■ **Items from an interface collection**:
# # # # # # #
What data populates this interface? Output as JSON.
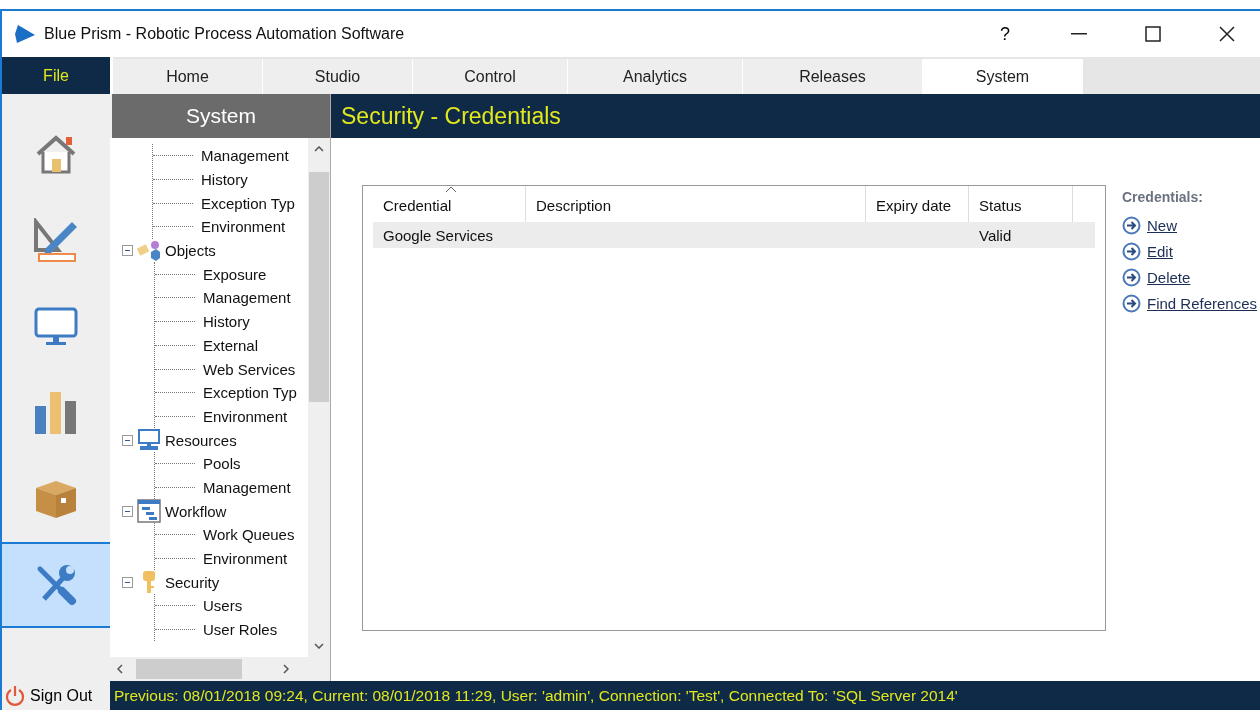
{
  "window": {
    "title": "Blue Prism - Robotic Process Automation Software",
    "controls": [
      "?"
    ]
  },
  "file_tab": "File",
  "tabs": [
    {
      "label": "Home",
      "selected": false
    },
    {
      "label": "Studio",
      "selected": false
    },
    {
      "label": "Control",
      "selected": false
    },
    {
      "label": "Analytics",
      "selected": false
    },
    {
      "label": "Releases",
      "selected": false
    },
    {
      "label": "System",
      "selected": true
    }
  ],
  "sidebar": {
    "items": [
      {
        "kind": "home",
        "selected": false
      },
      {
        "kind": "studio",
        "selected": false
      },
      {
        "kind": "control",
        "selected": false
      },
      {
        "kind": "analytics",
        "selected": false
      },
      {
        "kind": "releases",
        "selected": false
      },
      {
        "kind": "system",
        "selected": true
      }
    ],
    "sign_out": "Sign Out"
  },
  "tree": {
    "title": "System",
    "leading_children": [
      "Management",
      "History",
      "Exception Typ",
      "Environment"
    ],
    "nodes": [
      {
        "label": "Objects",
        "kind": "objects",
        "expanded": true,
        "children": [
          "Exposure",
          "Management",
          "History",
          "External",
          "Web Services",
          "Exception Typ",
          "Environment"
        ]
      },
      {
        "label": "Resources",
        "kind": "resources",
        "expanded": true,
        "children": [
          "Pools",
          "Management"
        ]
      },
      {
        "label": "Workflow",
        "kind": "workflow",
        "expanded": true,
        "children": [
          "Work Queues",
          "Environment"
        ]
      },
      {
        "label": "Security",
        "kind": "security",
        "expanded": true,
        "children": [
          "Users",
          "User Roles"
        ]
      }
    ]
  },
  "page": {
    "title": "Security - Credentials"
  },
  "table": {
    "columns": [
      {
        "label": "Credential",
        "sorted": true
      },
      {
        "label": "Description",
        "sorted": false
      },
      {
        "label": "Expiry date",
        "sorted": false
      },
      {
        "label": "Status",
        "sorted": false
      }
    ],
    "rows": [
      {
        "cells": [
          "Google Services",
          "",
          "",
          "Valid"
        ],
        "selected": true
      }
    ]
  },
  "actions": {
    "title": "Credentials:",
    "links": [
      "New",
      "Edit",
      "Delete",
      "Find References"
    ]
  },
  "status_bar": "Previous: 08/01/2018 09:24, Current: 08/01/2018 11:29, User: 'admin', Connection: 'Test', Connected To: 'SQL Server 2014'"
}
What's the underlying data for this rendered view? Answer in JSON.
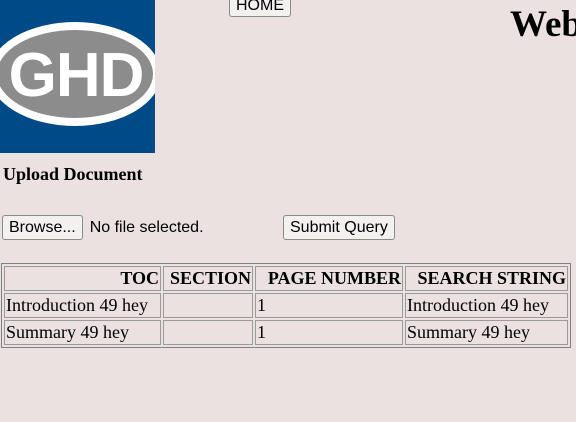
{
  "logo": {
    "text": "GHD",
    "icon": "ghd-logo",
    "colors": {
      "background": "#004a87",
      "ring": "#ffffff",
      "oval": "#8c8c8c",
      "letters": "#ffffff"
    }
  },
  "nav": {
    "home_label": "HOME"
  },
  "header": {
    "title": "Web"
  },
  "upload": {
    "heading": "Upload Document",
    "browse_label": "Browse...",
    "file_status": "No file selected.",
    "submit_label": "Submit Query"
  },
  "table": {
    "headers": [
      "TOC",
      "SECTION",
      "PAGE NUMBER",
      "SEARCH STRING"
    ],
    "rows": [
      [
        "Introduction 49 hey",
        "",
        "1",
        "Introduction 49 hey"
      ],
      [
        "Summary 49 hey",
        "",
        "1",
        "Summary 49 hey"
      ]
    ]
  }
}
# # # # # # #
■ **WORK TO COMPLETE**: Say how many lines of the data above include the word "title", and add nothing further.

■ **REPLY**: 5